- Task statement
This task calls for every entry below to be repeated exactly.
START The data
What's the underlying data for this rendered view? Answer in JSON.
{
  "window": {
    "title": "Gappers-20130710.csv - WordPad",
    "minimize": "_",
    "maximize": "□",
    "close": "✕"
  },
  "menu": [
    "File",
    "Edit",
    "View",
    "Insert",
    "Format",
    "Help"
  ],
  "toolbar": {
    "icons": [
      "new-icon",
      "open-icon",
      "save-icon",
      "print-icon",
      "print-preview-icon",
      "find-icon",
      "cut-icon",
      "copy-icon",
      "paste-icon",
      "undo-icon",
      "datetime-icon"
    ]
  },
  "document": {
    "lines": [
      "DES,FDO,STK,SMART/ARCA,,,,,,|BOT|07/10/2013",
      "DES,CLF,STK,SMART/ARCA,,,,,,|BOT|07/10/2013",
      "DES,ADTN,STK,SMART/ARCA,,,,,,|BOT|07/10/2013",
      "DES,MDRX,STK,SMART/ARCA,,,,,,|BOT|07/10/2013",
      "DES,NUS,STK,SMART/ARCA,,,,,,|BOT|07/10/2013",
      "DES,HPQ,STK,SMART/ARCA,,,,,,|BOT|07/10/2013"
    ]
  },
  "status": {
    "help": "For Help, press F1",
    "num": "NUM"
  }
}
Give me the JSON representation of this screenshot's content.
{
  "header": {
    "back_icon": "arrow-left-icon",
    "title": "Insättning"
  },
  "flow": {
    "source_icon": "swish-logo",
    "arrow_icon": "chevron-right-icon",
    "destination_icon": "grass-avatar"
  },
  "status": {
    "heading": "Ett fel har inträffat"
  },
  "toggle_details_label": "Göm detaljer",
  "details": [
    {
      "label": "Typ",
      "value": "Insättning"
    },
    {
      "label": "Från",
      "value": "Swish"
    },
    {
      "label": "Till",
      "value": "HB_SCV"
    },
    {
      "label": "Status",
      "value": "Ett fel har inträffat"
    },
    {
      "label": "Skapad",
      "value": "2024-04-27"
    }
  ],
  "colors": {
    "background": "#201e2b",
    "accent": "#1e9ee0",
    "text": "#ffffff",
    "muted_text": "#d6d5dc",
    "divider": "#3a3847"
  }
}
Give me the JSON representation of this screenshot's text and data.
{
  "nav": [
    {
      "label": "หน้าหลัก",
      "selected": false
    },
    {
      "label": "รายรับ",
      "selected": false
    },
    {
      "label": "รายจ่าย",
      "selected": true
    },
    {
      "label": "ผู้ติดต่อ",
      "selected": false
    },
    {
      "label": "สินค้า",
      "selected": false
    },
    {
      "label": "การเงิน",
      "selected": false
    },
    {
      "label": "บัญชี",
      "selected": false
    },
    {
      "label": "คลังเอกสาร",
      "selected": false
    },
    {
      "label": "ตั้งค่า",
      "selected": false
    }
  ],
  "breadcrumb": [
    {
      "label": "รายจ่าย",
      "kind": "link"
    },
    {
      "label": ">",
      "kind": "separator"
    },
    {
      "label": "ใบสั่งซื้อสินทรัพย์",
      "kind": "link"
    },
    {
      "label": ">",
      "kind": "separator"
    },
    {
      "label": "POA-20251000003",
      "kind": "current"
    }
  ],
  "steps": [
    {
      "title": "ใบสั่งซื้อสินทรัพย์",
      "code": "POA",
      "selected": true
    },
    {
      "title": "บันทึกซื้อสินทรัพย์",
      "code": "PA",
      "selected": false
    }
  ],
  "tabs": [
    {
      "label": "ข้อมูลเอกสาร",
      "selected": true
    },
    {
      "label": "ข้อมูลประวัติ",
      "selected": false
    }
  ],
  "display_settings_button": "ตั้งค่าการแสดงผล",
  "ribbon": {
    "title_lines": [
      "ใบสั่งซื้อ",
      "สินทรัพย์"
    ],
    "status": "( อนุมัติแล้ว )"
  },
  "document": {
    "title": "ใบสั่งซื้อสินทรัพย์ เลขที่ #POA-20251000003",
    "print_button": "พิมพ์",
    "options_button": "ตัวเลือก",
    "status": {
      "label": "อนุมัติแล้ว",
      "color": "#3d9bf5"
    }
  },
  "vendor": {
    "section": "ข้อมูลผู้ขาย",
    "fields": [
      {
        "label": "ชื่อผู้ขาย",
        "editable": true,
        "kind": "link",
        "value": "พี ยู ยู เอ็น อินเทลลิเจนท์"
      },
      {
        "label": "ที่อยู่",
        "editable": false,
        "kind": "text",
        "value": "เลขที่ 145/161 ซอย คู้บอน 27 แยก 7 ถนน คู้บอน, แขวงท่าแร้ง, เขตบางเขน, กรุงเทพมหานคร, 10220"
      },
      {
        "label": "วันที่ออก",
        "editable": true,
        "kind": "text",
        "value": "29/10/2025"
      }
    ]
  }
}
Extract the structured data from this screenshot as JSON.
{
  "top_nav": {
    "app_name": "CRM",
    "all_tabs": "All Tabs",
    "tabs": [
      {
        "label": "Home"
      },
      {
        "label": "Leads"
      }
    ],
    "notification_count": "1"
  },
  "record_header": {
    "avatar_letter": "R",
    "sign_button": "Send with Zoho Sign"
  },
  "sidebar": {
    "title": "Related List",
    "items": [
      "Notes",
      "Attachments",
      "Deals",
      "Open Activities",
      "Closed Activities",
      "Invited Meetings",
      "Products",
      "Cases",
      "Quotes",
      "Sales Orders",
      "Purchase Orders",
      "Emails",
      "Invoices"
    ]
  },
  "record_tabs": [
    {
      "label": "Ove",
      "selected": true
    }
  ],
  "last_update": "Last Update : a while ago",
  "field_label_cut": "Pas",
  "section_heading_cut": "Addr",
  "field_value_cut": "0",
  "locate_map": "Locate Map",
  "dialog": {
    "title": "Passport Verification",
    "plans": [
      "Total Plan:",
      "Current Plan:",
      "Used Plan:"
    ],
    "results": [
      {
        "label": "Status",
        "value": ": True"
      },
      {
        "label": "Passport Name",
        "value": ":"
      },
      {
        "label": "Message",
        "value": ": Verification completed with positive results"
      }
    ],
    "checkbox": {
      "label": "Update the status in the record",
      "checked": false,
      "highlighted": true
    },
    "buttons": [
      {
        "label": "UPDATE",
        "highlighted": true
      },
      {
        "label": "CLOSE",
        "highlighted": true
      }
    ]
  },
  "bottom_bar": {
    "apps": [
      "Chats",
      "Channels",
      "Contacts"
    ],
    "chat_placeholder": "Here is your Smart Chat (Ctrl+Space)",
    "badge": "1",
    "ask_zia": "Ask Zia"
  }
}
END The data
- Reply to the exercise
What's the underlying data for this rendered view? Answer in JSON.
{
  "window": {
    "title": "Gappers-20130710.csv - WordPad",
    "minimize": "_",
    "maximize": "□",
    "close": "✕"
  },
  "menu": [
    "File",
    "Edit",
    "View",
    "Insert",
    "Format",
    "Help"
  ],
  "toolbar": {
    "icons": [
      "new-icon",
      "open-icon",
      "save-icon",
      "print-icon",
      "print-preview-icon",
      "find-icon",
      "cut-icon",
      "copy-icon",
      "paste-icon",
      "undo-icon",
      "datetime-icon"
    ]
  },
  "document": {
    "lines": [
      "DES,FDO,STK,SMART/ARCA,,,,,,|BOT|07/10/2013",
      "DES,CLF,STK,SMART/ARCA,,,,,,|BOT|07/10/2013",
      "DES,ADTN,STK,SMART/ARCA,,,,,,|BOT|07/10/2013",
      "DES,MDRX,STK,SMART/ARCA,,,,,,|BOT|07/10/2013",
      "DES,NUS,STK,SMART/ARCA,,,,,,|BOT|07/10/2013",
      "DES,HPQ,STK,SMART/ARCA,,,,,,|BOT|07/10/2013"
    ]
  },
  "status": {
    "help": "For Help, press F1",
    "num": "NUM"
  }
}
Give me the JSON representation of this screenshot's content.
{
  "header": {
    "back_icon": "arrow-left-icon",
    "title": "Insättning"
  },
  "flow": {
    "source_icon": "swish-logo",
    "arrow_icon": "chevron-right-icon",
    "destination_icon": "grass-avatar"
  },
  "status": {
    "heading": "Ett fel har inträffat"
  },
  "toggle_details_label": "Göm detaljer",
  "details": [
    {
      "label": "Typ",
      "value": "Insättning"
    },
    {
      "label": "Från",
      "value": "Swish"
    },
    {
      "label": "Till",
      "value": "HB_SCV"
    },
    {
      "label": "Status",
      "value": "Ett fel har inträffat"
    },
    {
      "label": "Skapad",
      "value": "2024-04-27"
    }
  ],
  "colors": {
    "background": "#201e2b",
    "accent": "#1e9ee0",
    "text": "#ffffff",
    "muted_text": "#d6d5dc",
    "divider": "#3a3847"
  }
}
Give me the JSON representation of this screenshot's text and data.
{
  "nav": [
    {
      "label": "หน้าหลัก",
      "selected": false
    },
    {
      "label": "รายรับ",
      "selected": false
    },
    {
      "label": "รายจ่าย",
      "selected": true
    },
    {
      "label": "ผู้ติดต่อ",
      "selected": false
    },
    {
      "label": "สินค้า",
      "selected": false
    },
    {
      "label": "การเงิน",
      "selected": false
    },
    {
      "label": "บัญชี",
      "selected": false
    },
    {
      "label": "คลังเอกสาร",
      "selected": false
    },
    {
      "label": "ตั้งค่า",
      "selected": false
    }
  ],
  "breadcrumb": [
    {
      "label": "รายจ่าย",
      "kind": "link"
    },
    {
      "label": ">",
      "kind": "separator"
    },
    {
      "label": "ใบสั่งซื้อสินทรัพย์",
      "kind": "link"
    },
    {
      "label": ">",
      "kind": "separator"
    },
    {
      "label": "POA-20251000003",
      "kind": "current"
    }
  ],
  "steps": [
    {
      "title": "ใบสั่งซื้อสินทรัพย์",
      "code": "POA",
      "selected": true
    },
    {
      "title": "บันทึกซื้อสินทรัพย์",
      "code": "PA",
      "selected": false
    }
  ],
  "tabs": [
    {
      "label": "ข้อมูลเอกสาร",
      "selected": true
    },
    {
      "label": "ข้อมูลประวัติ",
      "selected": false
    }
  ],
  "display_settings_button": "ตั้งค่าการแสดงผล",
  "ribbon": {
    "title_lines": [
      "ใบสั่งซื้อ",
      "สินทรัพย์"
    ],
    "status": "( อนุมัติแล้ว )"
  },
  "document": {
    "title": "ใบสั่งซื้อสินทรัพย์ เลขที่ #POA-20251000003",
    "print_button": "พิมพ์",
    "options_button": "ตัวเลือก",
    "status": {
      "label": "อนุมัติแล้ว",
      "color": "#3d9bf5"
    }
  },
  "vendor": {
    "section": "ข้อมูลผู้ขาย",
    "fields": [
      {
        "label": "ชื่อผู้ขาย",
        "editable": true,
        "kind": "link",
        "value": "พี ยู ยู เอ็น อินเทลลิเจนท์"
      },
      {
        "label": "ที่อยู่",
        "editable": false,
        "kind": "text",
        "value": "เลขที่ 145/161 ซอย คู้บอน 27 แยก 7 ถนน คู้บอน, แขวงท่าแร้ง, เขตบางเขน, กรุงเทพมหานคร, 10220"
      },
      {
        "label": "วันที่ออก",
        "editable": true,
        "kind": "text",
        "value": "29/10/2025"
      }
    ]
  }
}
Extract the structured data from this screenshot as JSON.
{
  "top_nav": {
    "app_name": "CRM",
    "all_tabs": "All Tabs",
    "tabs": [
      {
        "label": "Home"
      },
      {
        "label": "Leads"
      }
    ],
    "notification_count": "1"
  },
  "record_header": {
    "avatar_letter": "R",
    "sign_button": "Send with Zoho Sign"
  },
  "sidebar": {
    "title": "Related List",
    "items": [
      "Notes",
      "Attachments",
      "Deals",
      "Open Activities",
      "Closed Activities",
      "Invited Meetings",
      "Products",
      "Cases",
      "Quotes",
      "Sales Orders",
      "Purchase Orders",
      "Emails",
      "Invoices"
    ]
  },
  "record_tabs": [
    {
      "label": "Ove",
      "selected": true
    }
  ],
  "last_update": "Last Update : a while ago",
  "field_label_cut": "Pas",
  "section_heading_cut": "Addr",
  "field_value_cut": "0",
  "locate_map": "Locate Map",
  "dialog": {
    "title": "Passport Verification",
    "plans": [
      "Total Plan:",
      "Current Plan:",
      "Used Plan:"
    ],
    "results": [
      {
        "label": "Status",
        "value": ": True"
      },
      {
        "label": "Passport Name",
        "value": ":"
      },
      {
        "label": "Message",
        "value": ": Verification completed with positive results"
      }
    ],
    "checkbox": {
      "label": "Update the status in the record",
      "checked": false,
      "highlighted": true
    },
    "buttons": [
      {
        "label": "UPDATE",
        "highlighted": true
      },
      {
        "label": "CLOSE",
        "highlighted": true
      }
    ]
  },
  "bottom_bar": {
    "apps": [
      "Chats",
      "Channels",
      "Contacts"
    ],
    "chat_placeholder": "Here is your Smart Chat (Ctrl+Space)",
    "badge": "1",
    "ask_zia": "Ask Zia"
  }
}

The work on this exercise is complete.